Is this a straw man? Did anyone (did I) suggest otherwise?
For that matter why are you placing them opposite each other? Why couldn’t an affordable house also be durable? Or an efficient house? And location… what does that have to do with durability or lack thereof?
I look at this the other way around. If you start with (the goal of) a durable house don’t forget to skimp on those other objectives. Why is that so hard?
Recommended 0

Me and my partner are building a house. We’re DIYers who bike exclusively and we live super-cheap. We’re very low income, but we tick most of the privilege boxes. We use our savings to buy a property (a former back yard) several years ago, and had no idea what we were getting ourselves into.

To make a long story short, we got funneled into building a house on it to keep the existing garage (in a setback). The process of putting a house on our lot was significantly longer and more expensive than we expected, more than double, and as much as we wanted to, we couldn’t afford the luxury of time to learn how to build it ourselves out of reused materials in the end. There was a lot of angst and doubt and uncertainty as to whether we were even going to be able to build at all. We thought we were going to have to sell our lot and hope we broke even.

We’re very low income and even with the SDC tax break, the building permit was still $10k. And I did the math the other week? Our 400 square foot house will probably cost us at least $3k in annual property taxes. Which we’re glad to pay, but add that to the cost of the house and it’s actually going to be more than I’ve ever paid for rent in my life.

You’d think light straw clay would be cheaper, but someone has to design and engineer that house to code, and plastering is a skilled labor. Professional plastering costs $10k and, ironically, light straw clay is one of the few places you can cut costs. ReWall was $3k we couldn’t even afford.

An affordable housing general contractor will build our house in several months. It would have taken us a few years to build, mistakes are expensive, and we couldn’t afford to be out of work that long anyway.

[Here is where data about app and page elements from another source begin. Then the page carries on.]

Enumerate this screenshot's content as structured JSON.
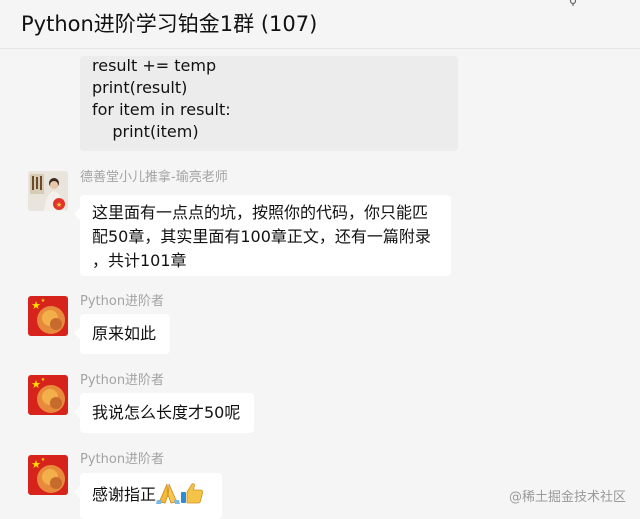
{
  "header": {
    "title": "Python进阶学习铂金1群 (107)"
  },
  "code_message": {
    "lines": [
      "result += temp",
      "print(result)",
      "for item in result:",
      "    print(item)"
    ]
  },
  "messages": [
    {
      "sender": "德善堂小儿推拿-瑜亮老师",
      "lines": [
        "这里面有一点点的坑，按照你的代码，你只能匹",
        "配50章，其实里面有100章正文，还有一篇附录",
        "，共计101章"
      ]
    },
    {
      "sender": "Python进阶者",
      "text": "原来如此"
    },
    {
      "sender": "Python进阶者",
      "text": "我说怎么长度才50呢"
    },
    {
      "sender": "Python进阶者",
      "text": "感谢指正",
      "emojis": [
        "folded-hands-icon",
        "thumbs-up-icon"
      ]
    }
  ],
  "watermark": "@稀土掘金技术社区",
  "colors": {
    "background": "#f5f5f5",
    "bubble": "#ffffff",
    "code_bubble": "#ececec",
    "sender_name": "#a3a3a3"
  }
}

We wanted the durable house. We’ll end up with the affordable house (relatively speaking) and call ourselves extremely lucky to have it.

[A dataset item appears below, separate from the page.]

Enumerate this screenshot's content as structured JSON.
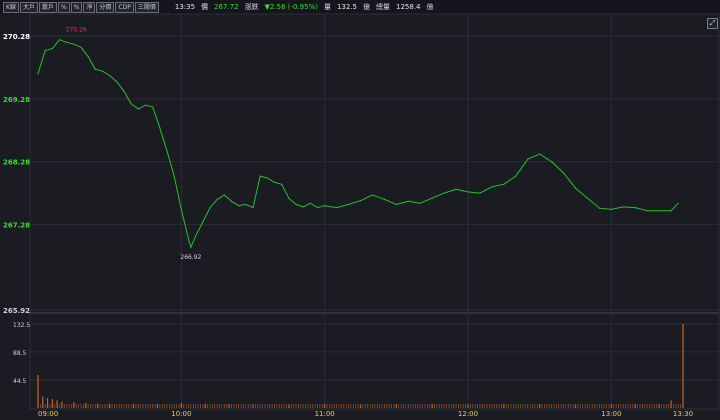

i guess i'm technically a "developer?"
Guest
i guess i'm technically a "developer?"

After we pay it off, we do plan to rent our future home at **affordable** rates whenever we’re not in town.

i guess i'm technically a "developer?"
Guest
i guess i'm technically a "developer?"

“If you shift our present rather indirect and imperfect method of holding builders accountable through the building codes to some other method (I’m open to suggestions) then those who build for themselves or their friends are free to do so (like before building codes).”

This would have been fantastic for us. We would have probably built a house that was both affordable and durable. It would have save a bajillion dollars. But if there were an earthquake, maybe we would have died, or worse, been severely injured?

And what would big developers do without code? Would they build houses that were safe to live in? Would they build durable houses? Would they charge any less than they do now?

q
Guest
q

Speaking of the property tax system, it’s not a great one for encouraging people to add ADUs or otherwise improve their property. As long as you don’t change your property, your property taxes will go up only 3% annually. Make changes, and it blows the cap off.

I don’t remember how (or if) the ADU issue got resolved (where people adding ADUs saw huge tax increases, beyond what the value of the ADU added) but I’m sure hearing about people who built ADUs seeing their taxes triple or worse dissuaded some people from building ADUs.

Plus, if you spend $1 on most things other than your home, you get taxed once on that purchase. If you spend it on your home, you get taxed (through property taxes) every year forever.

i guess i'm technically a "developer?"
Guest
i guess i'm technically a "developer?"

I’m ok with property taxes because i use the parks and the libraries and the streets etc. But I don’t think that ADU issue you mentioned has changed.